Yesterday I had a talk at ETI, the school of interpretation and translation of the University of Geneva, thanks to the invitation by my colleagues and friends François Grin and Michele Gazzola who work there, about the relations between Esperanto and translation (here the presentation).
People there were deeply involved in the subject of translation, so a lot of interesting and challenging questions arose, in particular about the establishment of a standard variety of a language whose native speakers (or family speakers, if you prefer) are always bilingual and Esperanto is never the strongest language. What still surprizes me is the emotional feelings that Esperanto rises among specialists of languages, who it’s supposed to conduct more rationally about the subject. In reality, the reverse is true.
In particular, some people can’t accept that a living language is such even without an ethnos and its consequences (territory, government, army) even if there are a lot of examples of strong language planning in the literature, besides Esperanto. Furthermore, I was questioned about the existence of an Esperanto culture; it’s not a matter of questioning; it’s a matter of fact. Esperanto is not based on an ethnos, instead it is based on an ethos. But that’s all. There are myths, symbols, products, artifacts, that sign the Esperanto identity exactly as in any other culture, and they are worth studying.
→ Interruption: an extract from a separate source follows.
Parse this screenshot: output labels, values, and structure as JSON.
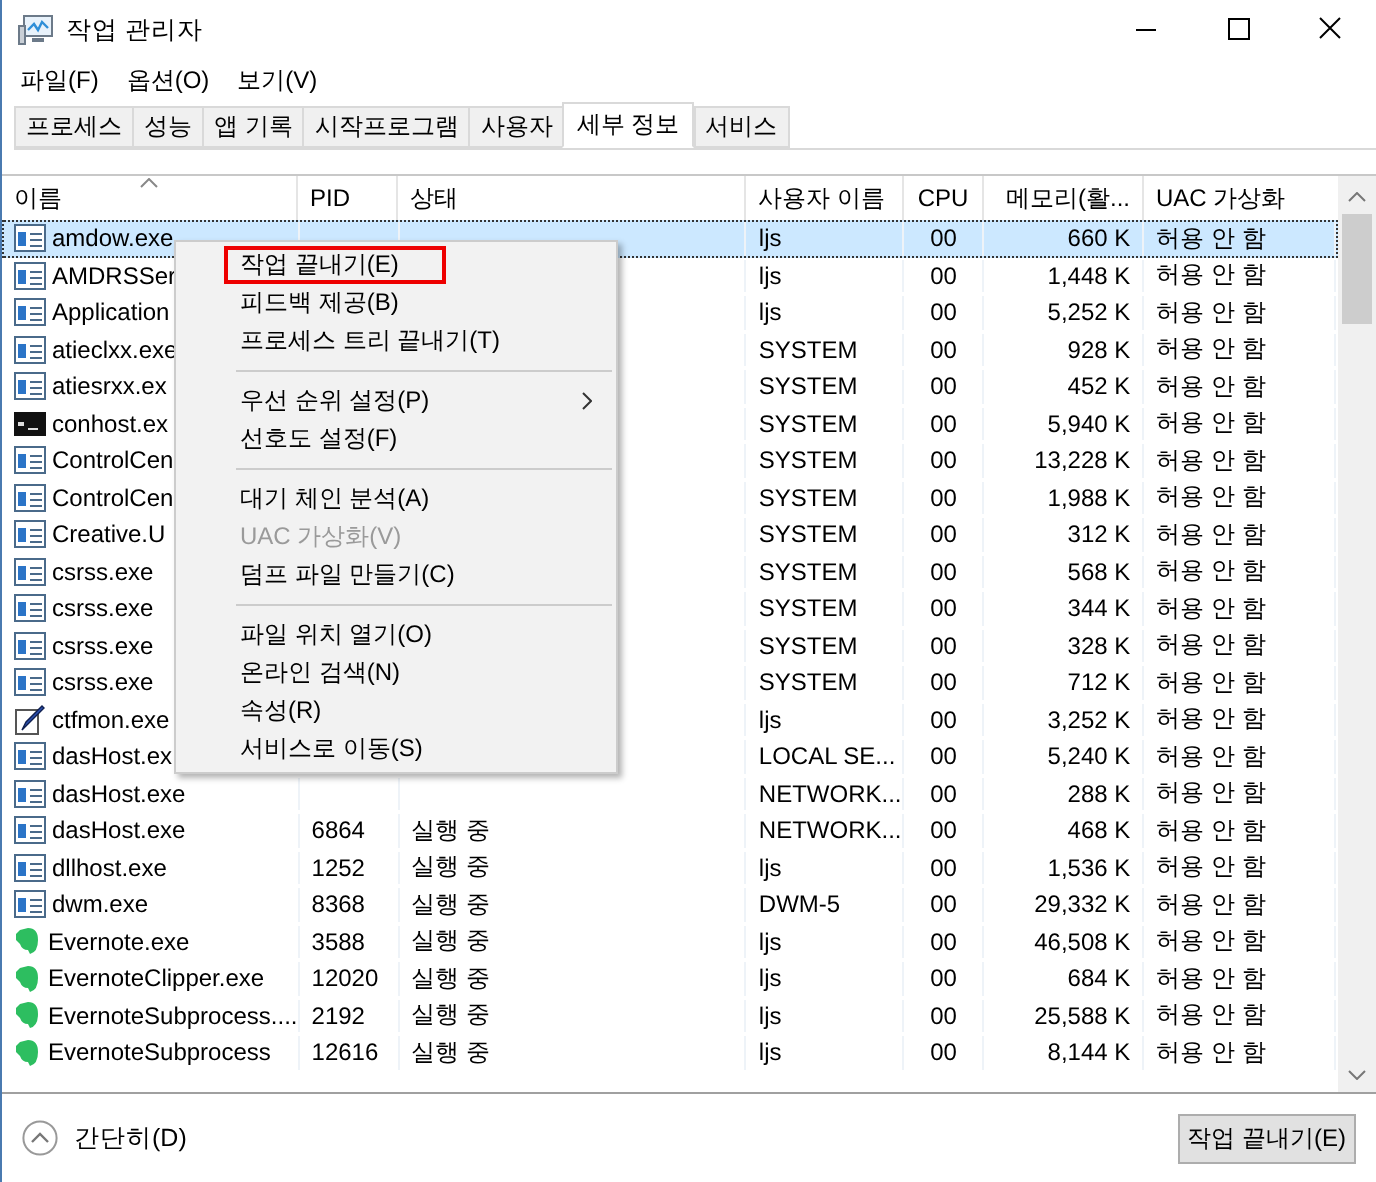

Of course, if you bound “culture” to an ethnos (anthropology = ethnography) you can deny facts to save your theory.
Personally, I prefer to revise my theory…